  • Weight loss or gain because of drinking.
  • Drinking alone.
  • Drinking secretly.
  • Enduring financial problems because of drinking habits.
  • Combining alcohol with other substances (ie. marijuana, heroin, cocaine).
  • Feeling depressed when sober.
  • Being drunk (or revealing drunk behavior, slurred speech, anxiety, poor coordination).
  • Talking about increased alcohol use or expressing concerns with drinking.

Alcohol Withdrawal: A Warning Sign of Advanced Alcohol Abuse

Alcohol withdrawal is a severe set of symptoms that occur during heavy drinking or prolonged drinking. Withdrawal symptoms occur after long bouts of alcohol use as it changes the brain’s chemical composition. Someone may feel the long-term effects of alcohol-related brain damage after five or more days of heavy or binge drinking.

Such long-term effects of the brain can impact nerves throughout the body, deeply affecting the emotional and wellbeing. For one, withdrawal causes disruptive side effects, like feeling hungover, feelings of anxiety, depression and irritability.
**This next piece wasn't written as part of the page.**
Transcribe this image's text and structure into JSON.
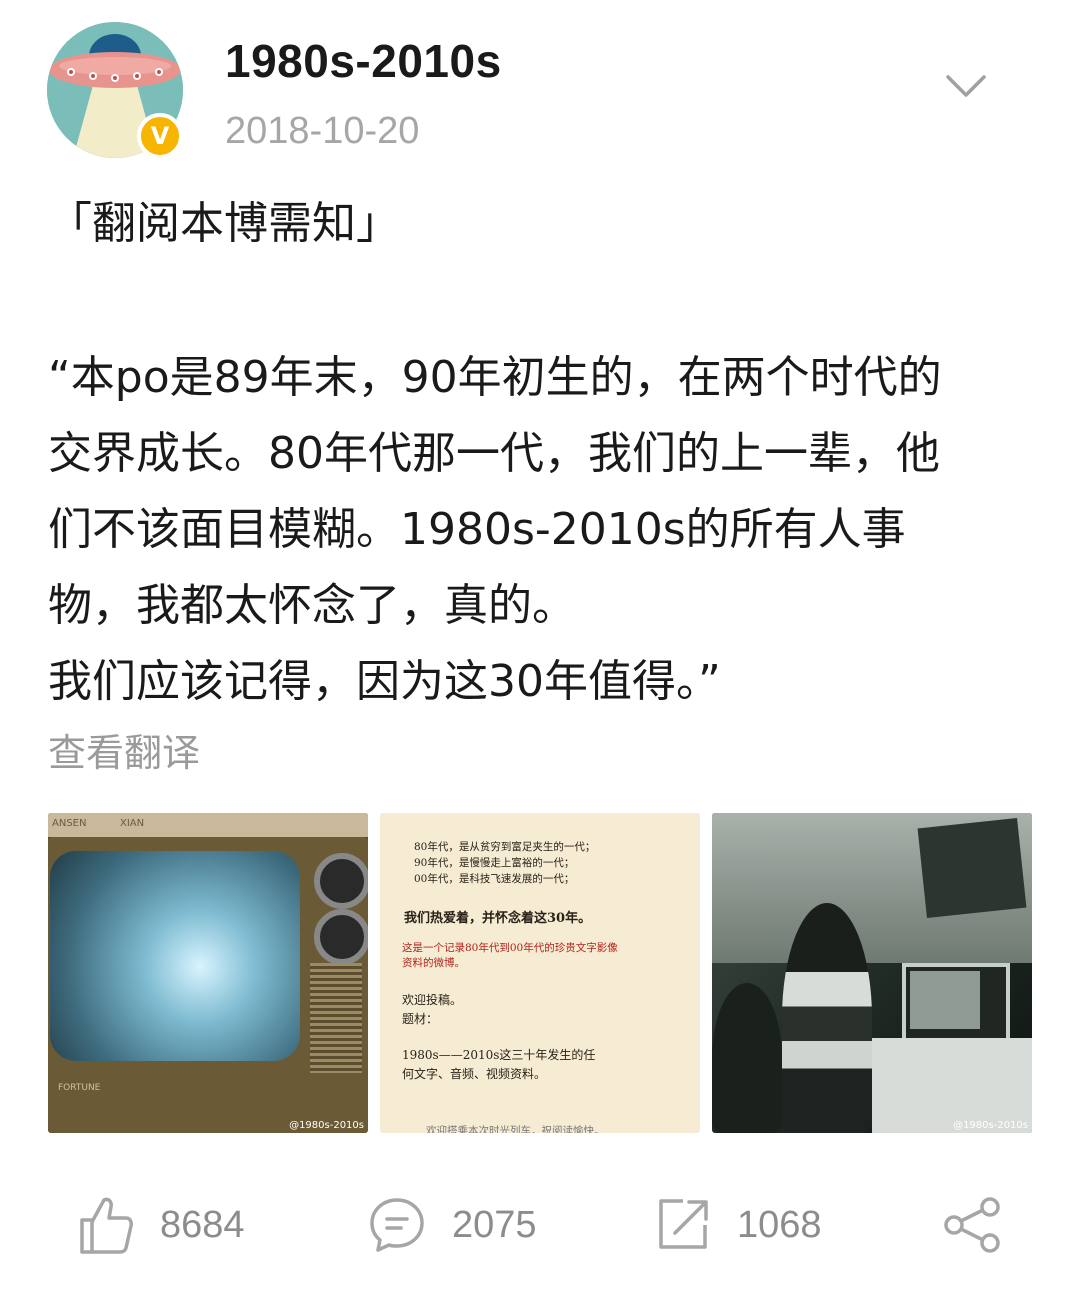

This occurs because the brain has gotten use to the dopamine release, producing euphoric feelings after drinking.

Within 12 hours, individuals can typically feel anxiety, shaking, vomiting and nausea. Between 12 and 24 hours, disorientation, seizures, and hand tremors typically occur. After 48-hours post-ingestion, seizures, insomnia, Delirium Tremens and sweating. Delirium Tremens is a serious condition brought on by alcohol abuse which creates hallucinations, altered mind state (confusion), hyperactivity, and eventually cardiac failure.

Risk Factors Of Alcoholism
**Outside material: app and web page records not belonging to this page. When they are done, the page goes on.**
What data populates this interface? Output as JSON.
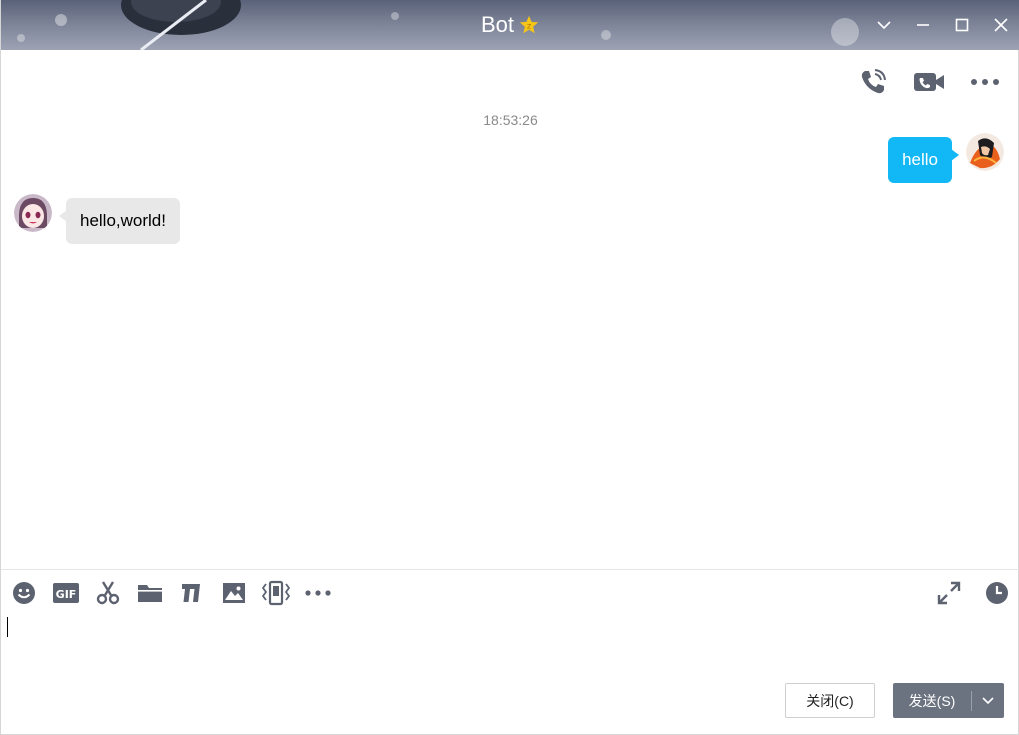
{
  "window": {
    "title": "Bot",
    "badge_icon": "star-badge-icon"
  },
  "chat": {
    "timestamp": "18:53:26",
    "messages": [
      {
        "direction": "out",
        "text": "hello"
      },
      {
        "direction": "in",
        "text": "hello,world!"
      }
    ]
  },
  "footer": {
    "close_label": "关闭(C)",
    "send_label": "发送(S)"
  },
  "colors": {
    "outgoing_bubble": "#12b7f5",
    "incoming_bubble": "#e8e8e8",
    "send_button": "#6b7280",
    "icon_gray": "#5c6270"
  }
}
Warning signs for alcoholism can stem from a host of risk factors. For example, someone may have genetic ties to alcohol abuse. Children who grow up seeing parents drink are far more likely to develop an alcohol use disorder. Another risk factor for alcoholism is a history of drinking too much. This is one of the more detectable ways to discover if someone struggles with or may battle alcoholism.

Additionally, someone with a history of unhealed trauma, or mental or emotional conditions are more likely to suffer alcohol abuse. Using alcohol as an escape mechanism can encourage someone to develop a drinking habit that can become a health risk. Lastly, someone with a history of substance abuse can be at risk for alcoholism. This puts someone at risk for combining drugs with alcohol, increasing the chances of fatal and non-fatal overdose.

Drinking Questionnaire And Tests

There are drinking questionnaires and health screenings available for assessing whether or not one’s drinking habits are healthy. One of the most common is the Five-Shot Questionnaire Alcohol Screening Test. The questions allow for reflection on daily alcohol use and are as follows:

1. How often do you have a drink containing alcohol?

(0.0) Never

(0.5) Monthly or less

(1.0) Two to four times a month

(1.5) Two to three times a week

(2.0) Four or more times a week

2. How many drinks containing alcohol do you have on a typical day when you are drinking?

(0.0) 1 or 2

(0.5) 3 or 4

(1.0) 5 or 6

(1.5) 7 to 9

(2.0) 10 or more

3.Have people annoyed you by criticizing your drinking?

(0.0) No

(1.0) Yes

4. Have you ever felt guilty about your drinking?

(0.0) No

(1.0) Yes

5. Have you ever had a drink first thing in the morning to steady your nerves or get rid of a hangover?

(0.0) No

(1.0) Yes

If the total exceeds 2.5 or more, this can reflect a drinking problem needing treatment. Healthcare settings use the C.A.G.E test, which asks individuals questions to uncover their drinking habits.

Get Help for Alcoholism Warning Signs Before It’s Too Late

Alcohol use disorders can spiral out of control. Finding help for treatment options is a call away. Discover how treatment methods like biofeedback, medication, and 12-Step groups can create positive change. Contact a treatment provider to discuss available options today.

  • Author: Krystina Murray | Last Updated: October 1, 2021

    Photo of Krystina Murray

    Krystina Murray

    Digital Content Writer

    Krystina Murray has received a B.A. in English at Georgia State University. She has over 7 years of professional writing and editing experience, and over 17 years of overall writing experience. She enjoys traveling, fitness, crafting, cooking, and spreading awareness of addiction recovery to help people transform their lives.

  • Medical Reviewer: David Hampton

  • Sources